Exeter Township's School Board has given final approval to a budget for the 2012-2013 school year that will increase taxes for residents by .40 percent. The board approved a $63.05 million budget at its meeting June 19. The vote was 6 to 3, as board members wrestled with issues surrounding decreased state funding to school districts, rapidly rising district pension contributions to the Public School Employees' Retirement System and payments to charter schools.
The budget will increase property taxes for residents to 30.1031 mills, up from the current 29.982 mills. That translates to an increase of about $13 per year, or an annual tax rate of $3,214 for every $106,771 of property assessed valuation in the township.
Board members Andrew Yawger, Dr. Kathleen Muzevich and Patricia O'Brien-Pieja voted against the budget and the tax increase, saying the district cannot tax its way out of the situation that is being created.
'To balance what we have to do to provide for the education and be responsible fiscally to the people we serve – it's not an easy choice,' Yawger said. 'The state is going to have to deal with 500 school districts going bankrupt in the very near future.'
'I'd hate to leave the fate of my child or any child in this community in the hands of the state, because I just don't trust that they would do the right thing,' said School Superintendent Dr. Beverly Martin. 'So if we don't do it, I don't trust that the state will do it – I wish I could.'
Since approving a preliminary budget in January, the board has trimmed an estimated $1.8 million from the original deficit of $2.5 million. Some of the savings came from an early retirement incentive for teachers, a teacher salary freeze and an administration salary freeze.
O'Brien-Pieja said Governor Tom Corbett needs to properly fund the school districts. 'I think we send the wrong message when we cover his mistakes, He is not living up to his responsibility,' she said.
Board member Russell Diesinger said, 'This is about our kids and our community, and I don't want to send a message to anybody based on the backs of those kids.'
'My concern is that even with this minimal increase we are still the third highest district in the county as far as taxes are concerned. Next year's not going to be any easier, and I don't think we can continue to put this on the backs of our taxpayers,' Muzevich said.

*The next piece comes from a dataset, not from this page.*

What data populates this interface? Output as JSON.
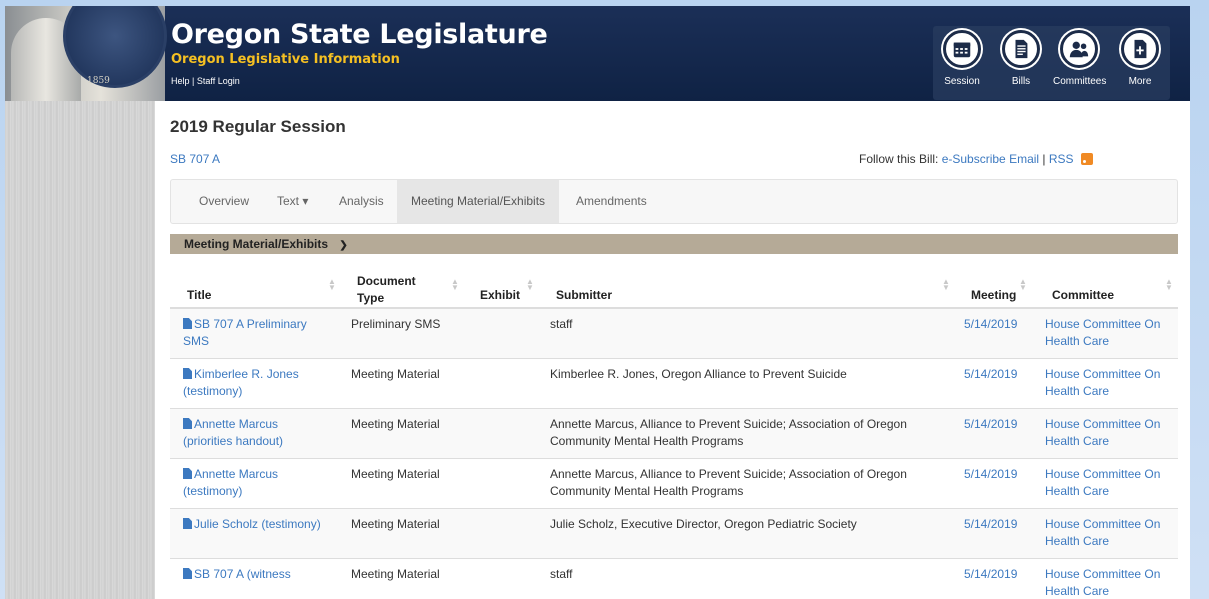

One of the issues the board has discussed during this budget cycle is the dramatic increase in the district's contribution to the State Public School Employees' Retirement System – a contribution the district is required to make. The district's financial commitment is projected to increase from the current level of 8.65 percent of the district's wages to 25.56 percent in the 2015-2016 school year – an additional $2,799.153 over a four year period.